*DATA EXTRACT*

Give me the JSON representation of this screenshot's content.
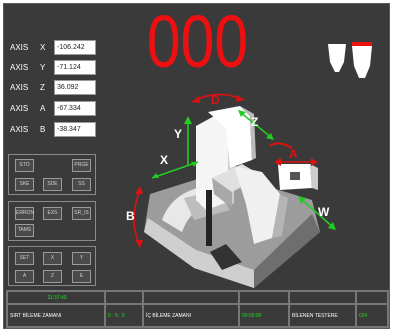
{
  "counter": "000",
  "axes": [
    {
      "label": "AXIS",
      "letter": "X",
      "value": "-106.242"
    },
    {
      "label": "AXIS",
      "letter": "Y",
      "value": "-71.124"
    },
    {
      "label": "AXIS",
      "letter": "Z",
      "value": "36.092"
    },
    {
      "label": "AXIS",
      "letter": "A",
      "value": "-67.334"
    },
    {
      "label": "AXIS",
      "letter": "B",
      "value": "-38.347"
    }
  ],
  "robot_axis_labels": {
    "x": "X",
    "y": "Y",
    "z": "Z",
    "a": "A",
    "b": "B",
    "d": "D",
    "w": "W"
  },
  "button_groups": {
    "group1": [
      "STO",
      "PRGE",
      "SKE",
      "SDE",
      "SS"
    ],
    "group2": [
      "ERRON",
      "EXS",
      "SR_IS",
      "TAMS"
    ],
    "group3": [
      "SET",
      "X",
      "Y",
      "A",
      "Z",
      "E"
    ]
  },
  "status_bar": {
    "clock": "11:37:40",
    "sirt_label": "SIRT BİLEME ZAMANI",
    "sirt_value": "0 : 5 : 0",
    "ic_label": "İÇ BİLEME ZAMANI",
    "ic_value": "00:00:00",
    "tested_label": "BİLENEN TESTERE",
    "tested_value": "024"
  },
  "colors": {
    "counter": "#ee1010",
    "axis_arrow_green": "#22cc22",
    "axis_arrow_red": "#dd1111",
    "status_value": "#22dd22"
  },
  "icons": [
    "tool-white-icon",
    "tool-red-tipped-icon",
    "robot-arm-icon"
  ]
}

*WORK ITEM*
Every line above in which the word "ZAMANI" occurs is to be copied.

*EXERCISE OUTPUT*
    "sirt_label": "SIRT BİLEME ZAMANI",
    "ic_label": "İÇ BİLEME ZAMANI",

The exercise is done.